How RFIDs can help healthcare maintain an effective working environment
With increasing demands on the sector for a more streamlined approach to healthcare, Robert Brown, Marketing Executive at Ultralife Corporation, explores how RFID tagging can be used to locate assets that healthcare workers need to do their jobs more effectively.
40 hours is a lot of time — for most of us, it’s a full working week. Nurses in healthcare settings, however, spend this amount of time searching for medical equipment per month (according to a NursingTimes survey). What’s more, in 16 per cent of cases respondents said that they had given up the search after failing to find a piece of equipment.
The underutilisation and loss of medical assets cost the healthcare sector millions of pounds each year. Hospitals that are particularly susceptible are those with multiple buildings and floors, or that have thousands of assets. Getting real-time or last-known location information for these often-critical assets can considerably improve operational performance. Used at numerous NHS trusts and private organisations across the UK, RFID technology enables workers to assign each asset with unique tracking information, which is stored in a tag attached to the asset and located using an RFID receiver.
Which RFIDs are the most qualified for the job?
Passive RFID tags are the cheapest solution, so are often used to track lower-value assets or discardable ones, such as blood vials or test tubes. These tags have no internal power source, so are entirely reliant on energy transmitted from an RFID receiver. Consisting of an integrated circuit and an internal antenna, passive tags are often embedded into adhesive labels that are quick and easy to attach, or sometimes into the device itself.
Alternatively, active RFID tags utilise a battery and use this to transmit unique ID and location information every time they pass an RFID receiver or at pre-set intervals. To transmit information, active RFID tags contain a beacon or transponder, which is powered by batteries. Active RFID tags are more expensive than passive RFID ones but it can be worth the cost to ensure more accurate tracking of higher-value items such as medical devices (e.g., feeding devices and infusion pumps) or other properties (e.g., wheelchairs and beds).
With regards to the battery, size can be a key consideration because a compact battery can help to reduce the size of the tag and, therefore, make it less detectable and harder to remove from the device. Ultralife’s Thin Cells are a perfect example of a discrete battery, measuring as thin as 1.1mm. Thin Cells also retain over 98% of their capacity after one year of storage at room temperature, meaning they are always ready to use regardless of how devices are stored. This can prove useful in hospitals where equipment could be abandoned anywhere after use.

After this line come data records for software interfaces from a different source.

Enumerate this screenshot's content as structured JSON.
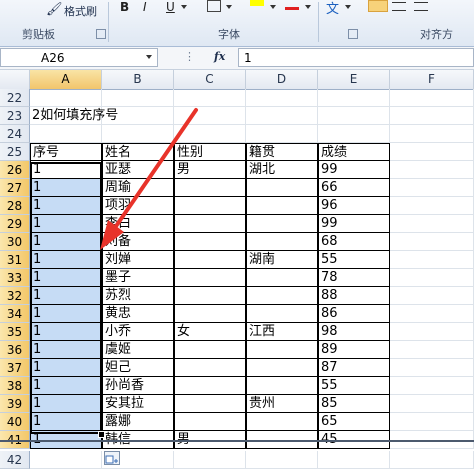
{
  "ribbon": {
    "format_painter_label": "格式刷",
    "bold_glyph": "B",
    "italic_glyph": "I",
    "underline_glyph": "U",
    "text_direction_glyph": "文",
    "groups": {
      "clipboard": "剪贴板",
      "font": "字体",
      "alignment": "对齐方"
    }
  },
  "formula_bar": {
    "name_box": "A26",
    "fx_label": "fx",
    "value": "1"
  },
  "columns": [
    "A",
    "B",
    "C",
    "D",
    "E",
    "F"
  ],
  "rows": [
    {
      "num": "22",
      "cells": [
        "",
        "",
        "",
        "",
        "",
        ""
      ]
    },
    {
      "num": "23",
      "cells": [
        "2如何填充序号",
        "",
        "",
        "",
        "",
        ""
      ]
    },
    {
      "num": "24",
      "cells": [
        "",
        "",
        "",
        "",
        "",
        ""
      ]
    },
    {
      "num": "25",
      "cells": [
        "序号",
        "姓名",
        "性别",
        "籍贯",
        "成绩",
        ""
      ]
    },
    {
      "num": "26",
      "cells": [
        "1",
        "亚瑟",
        "男",
        "湖北",
        "99",
        ""
      ]
    },
    {
      "num": "27",
      "cells": [
        "1",
        "周瑜",
        "",
        "",
        "66",
        ""
      ]
    },
    {
      "num": "28",
      "cells": [
        "1",
        "项羽",
        "",
        "",
        "96",
        ""
      ]
    },
    {
      "num": "29",
      "cells": [
        "1",
        "李白",
        "",
        "",
        "99",
        ""
      ]
    },
    {
      "num": "30",
      "cells": [
        "1",
        "刘备",
        "",
        "",
        "68",
        ""
      ]
    },
    {
      "num": "31",
      "cells": [
        "1",
        "刘婵",
        "",
        "湖南",
        "55",
        ""
      ]
    },
    {
      "num": "33",
      "cells": [
        "1",
        "墨子",
        "",
        "",
        "78",
        ""
      ]
    },
    {
      "num": "32",
      "cells": [
        "1",
        "苏烈",
        "",
        "",
        "88",
        ""
      ]
    },
    {
      "num": "34",
      "cells": [
        "1",
        "黄忠",
        "",
        "",
        "86",
        ""
      ]
    },
    {
      "num": "35",
      "cells": [
        "1",
        "小乔",
        "女",
        "江西",
        "98",
        ""
      ]
    },
    {
      "num": "36",
      "cells": [
        "1",
        "虞姬",
        "",
        "",
        "89",
        ""
      ]
    },
    {
      "num": "37",
      "cells": [
        "1",
        "妲己",
        "",
        "",
        "87",
        ""
      ]
    },
    {
      "num": "38",
      "cells": [
        "1",
        "孙尚香",
        "",
        "",
        "55",
        ""
      ]
    },
    {
      "num": "39",
      "cells": [
        "1",
        "安其拉",
        "",
        "贵州",
        "85",
        ""
      ]
    },
    {
      "num": "40",
      "cells": [
        "1",
        "露娜",
        "",
        "",
        "65",
        ""
      ]
    },
    {
      "num": "41",
      "cells": [
        "1",
        "韩信",
        "男",
        "",
        "45",
        ""
      ]
    },
    {
      "num": "42",
      "cells": [
        "",
        "",
        "",
        "",
        "",
        ""
      ]
    }
  ],
  "colors": {
    "selection_fill": "#c6dcf5",
    "annotation_arrow": "#e8332a",
    "selected_header": "#f3c768"
  },
  "icons": [
    "format-painter-icon",
    "borders-icon",
    "fill-color-icon",
    "font-color-icon",
    "align-left-icon",
    "align-center-icon",
    "autofill-options-icon",
    "dialog-launcher-icon"
  ]
}
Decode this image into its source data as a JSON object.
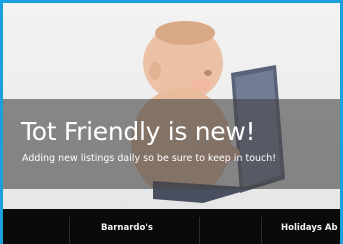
{
  "hero": {
    "headline": "Tot Friendly is new!",
    "subline": "Adding new listings daily so be sure to keep in touch!",
    "image_subject": "baby-with-laptop"
  },
  "nav": {
    "items": [
      {
        "label": "Barnardo's"
      },
      {
        "label": "Holidays Ab"
      }
    ]
  },
  "colors": {
    "frame_border": "#1aa0dc",
    "nav_background": "#0a0a0a",
    "overlay": "rgba(70,70,70,0.62)"
  }
}
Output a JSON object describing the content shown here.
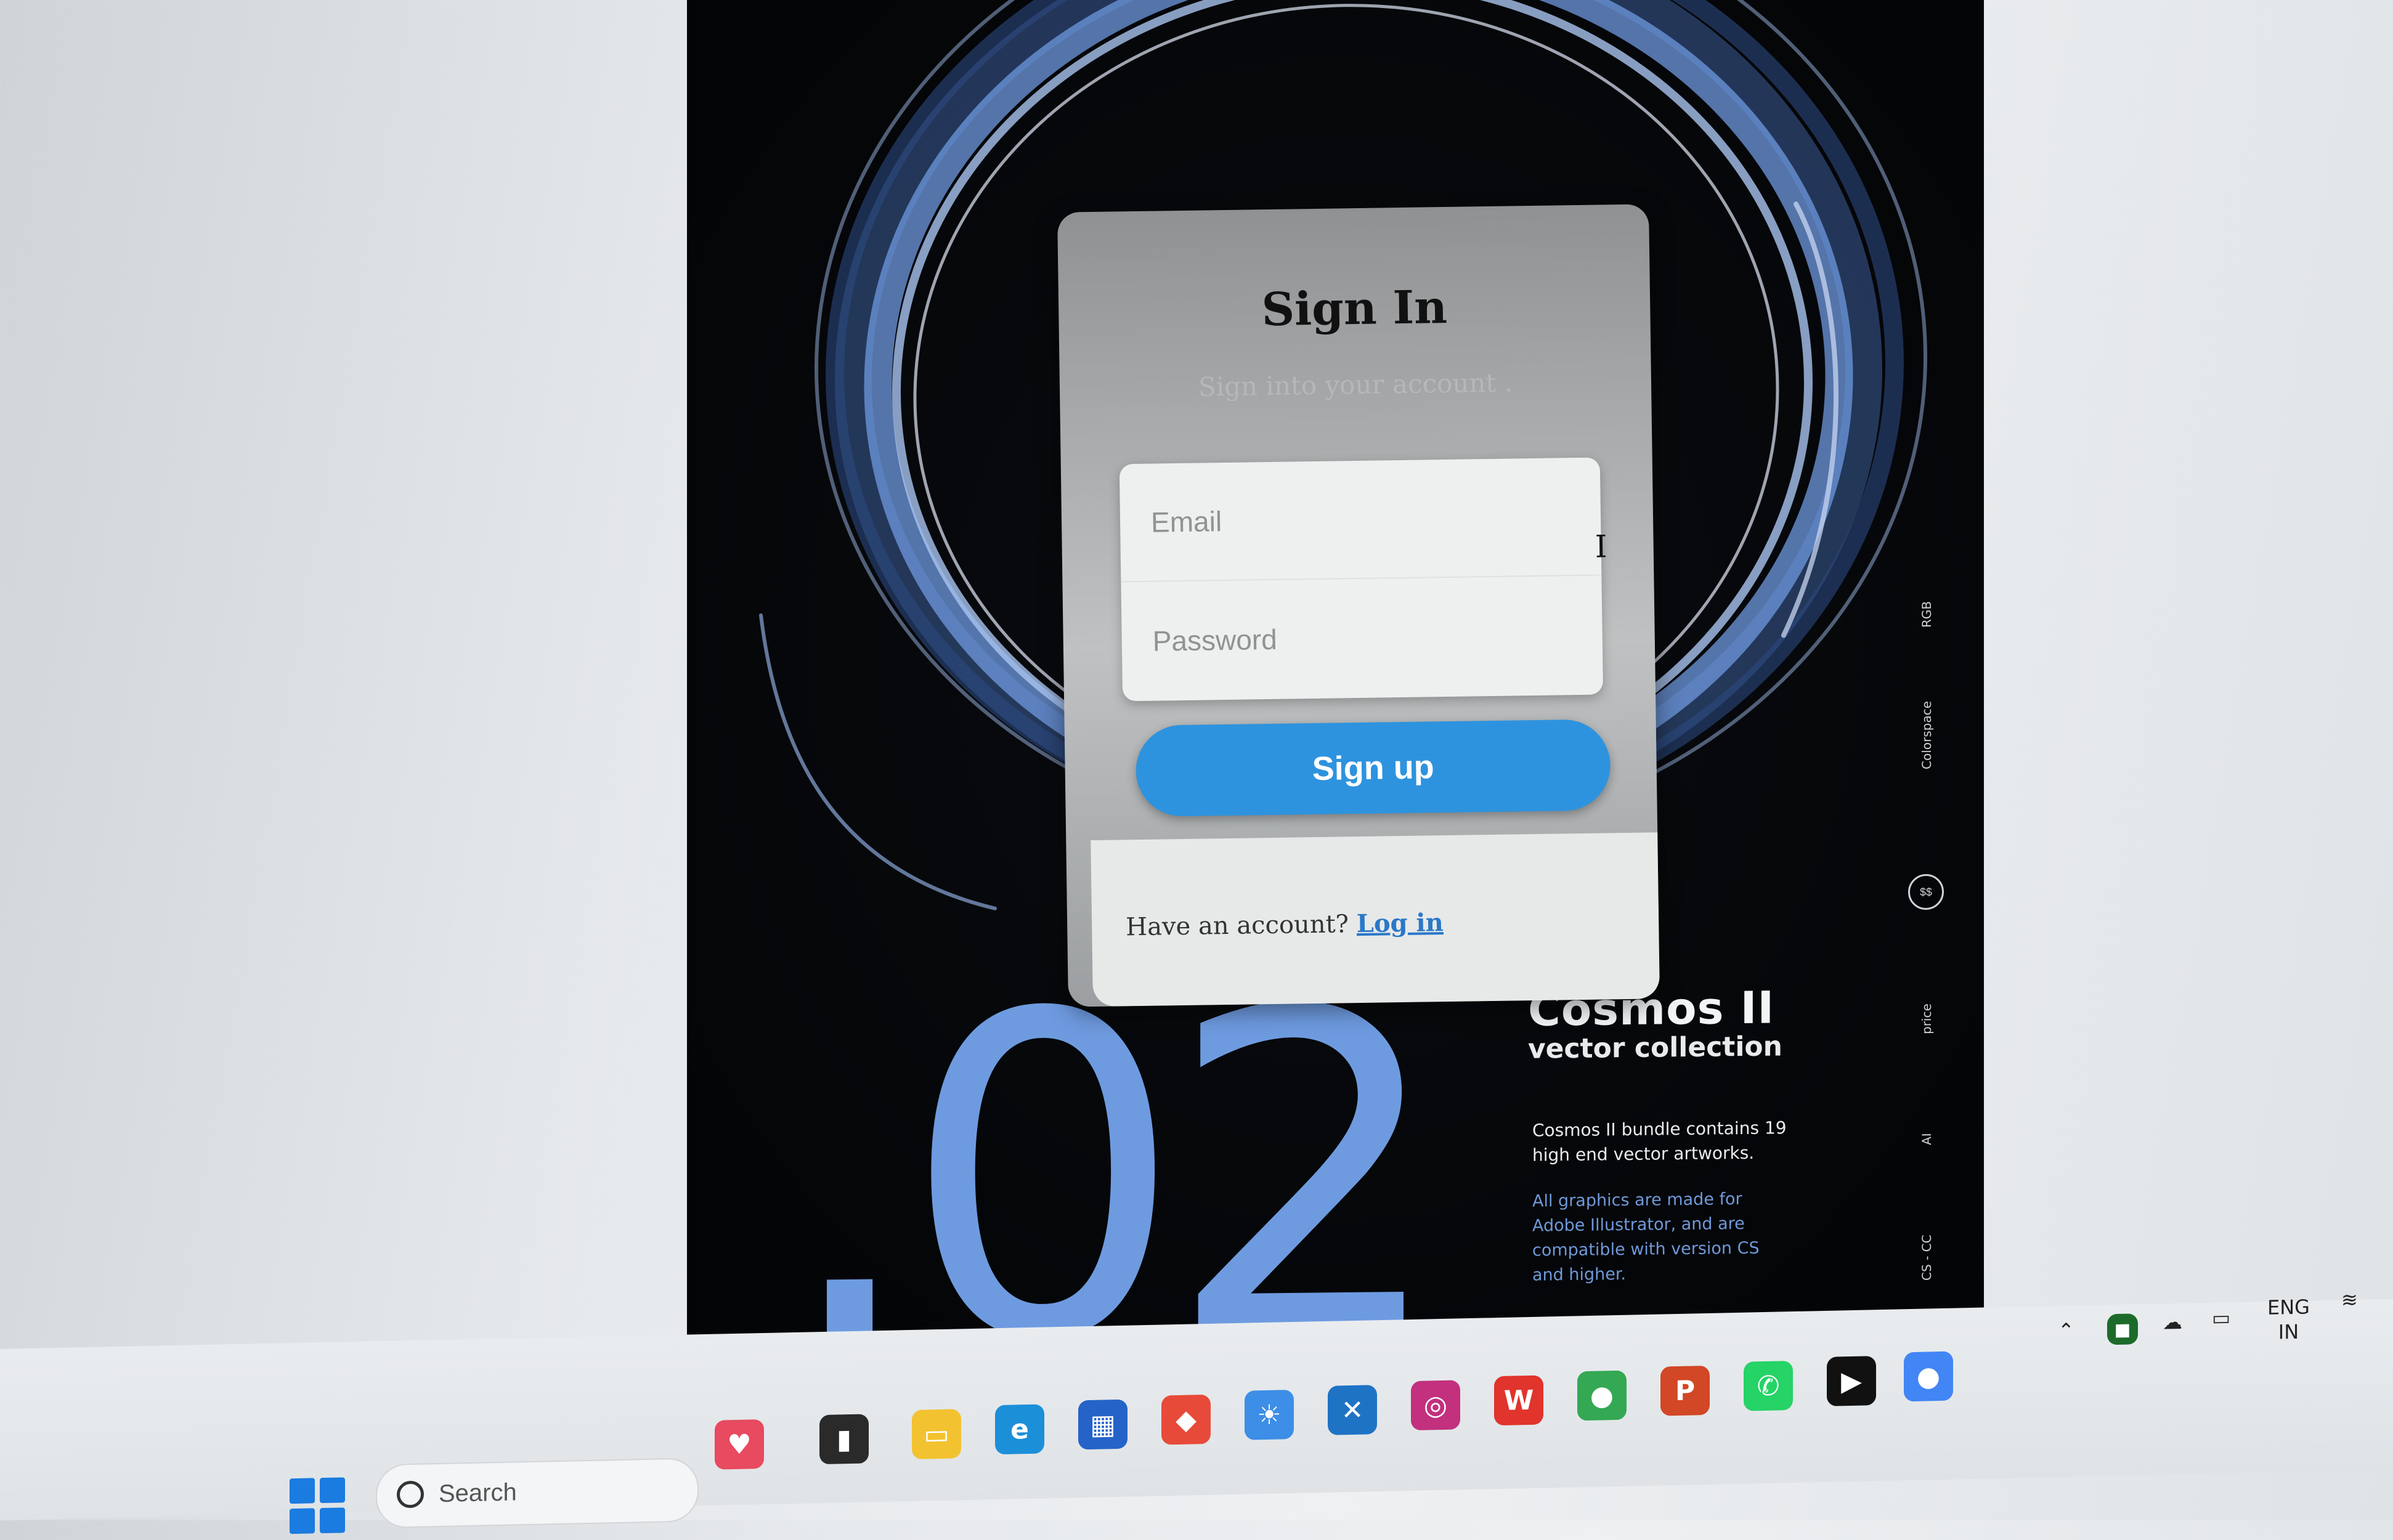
{
  "signin": {
    "title": "Sign In",
    "subtitle": "Sign into your account .",
    "email_placeholder": "Email",
    "password_placeholder": "Password",
    "signup_label": "Sign up",
    "footer_prompt": "Have an account?",
    "login_link": "Log in"
  },
  "poster": {
    "title": "Cosmos II",
    "subtitle": "vector collection",
    "description": "Cosmos II bundle contains 19 high end vector artworks.",
    "note": "All graphics are made for Adobe Illustrator, and are compatible with version CS and higher.",
    "big_number": ".02",
    "side_labels": [
      "RGB",
      "Colorspace",
      "price",
      "AI",
      "CS - CC"
    ],
    "side_badge": "$$"
  },
  "taskbar": {
    "search_placeholder": "Search",
    "apps": [
      "health-app",
      "task-view",
      "file-explorer",
      "edge",
      "store",
      "diamond-app",
      "weather-app",
      "vscode",
      "instagram",
      "wps-office",
      "chrome",
      "powerpoint",
      "whatsapp",
      "media-player",
      "chrome-alt"
    ],
    "language": "ENG",
    "region": "IN"
  },
  "colors": {
    "accent": "#2e93de",
    "poster_blue": "#6e9be0",
    "card_bg": "#a6a8aa"
  }
}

Finally, there is a type of tag that sits between active and passive, known as semi-passive RFID, which reflects back a small fraction of the power emitted by an RFID receiver. As it does not have an onboard transmitter, the read range of a semi-passive tag can be limited. Therefore, semi-passive RFID is best suited for applications where tagged items stay within close range of an RFID receiver or can be scanned regularly, which may be achievable in a smaller hospital but could prove challenging in a larger one.
Active RFID tags, however, contain a beacon/transponder that can transmit signals to a receiver over 20 metres away (sometimes up to 150 metres), depending on frequency levels and other factors. To further expand this distance, in larger hospitals or those with several buildings, instead of buying multiple receivers the hospital can utilise its existing Wi-Fi nodes, which may already cover most of the hospital grounds and are likely to be networked together to share data. However, there may be some areas of the hospital that the Wi-Fi network does not reach or the existing nodes may not be compatible with RFID. In these instances, handheld RFID readers can be a useful option.
As handheld RFID readers may not be in continuous use, they are often powered by rechargeable batteries that are charged between uses. Ultralife offers a range of pre-engineered, rechargeable Lithium-ion Soft Packs, in voltages ranging from 3.6V to 14.8V, which have a long cycle life. For original equipment manufacturers (OEMs) who require different voltages or who have bespoke requirements (size, performance etc.), Ultralife also offers a custom battery pack design and manufacturing service.
When it comes to tracking a hospital’s assets and devices, engineers have seemingly been working overtime to devise a wealth of options; with battery-powered active RFID an excellent choice for real-time or last-known location tracking. However, selecting the optimum non-rechargeable battery to power the tags and rechargeable battery to power a handheld reader (if required) can make all the difference to the results. Speaking to a battery manufacturer, like Ultralife, can ensure you get a reliable, long-lasting battery that keeps devices searching for assets so that hospital staff don’t have to.
Could we finally see a day when hospital staff spend all their time treating patients and not searching for lost equipment?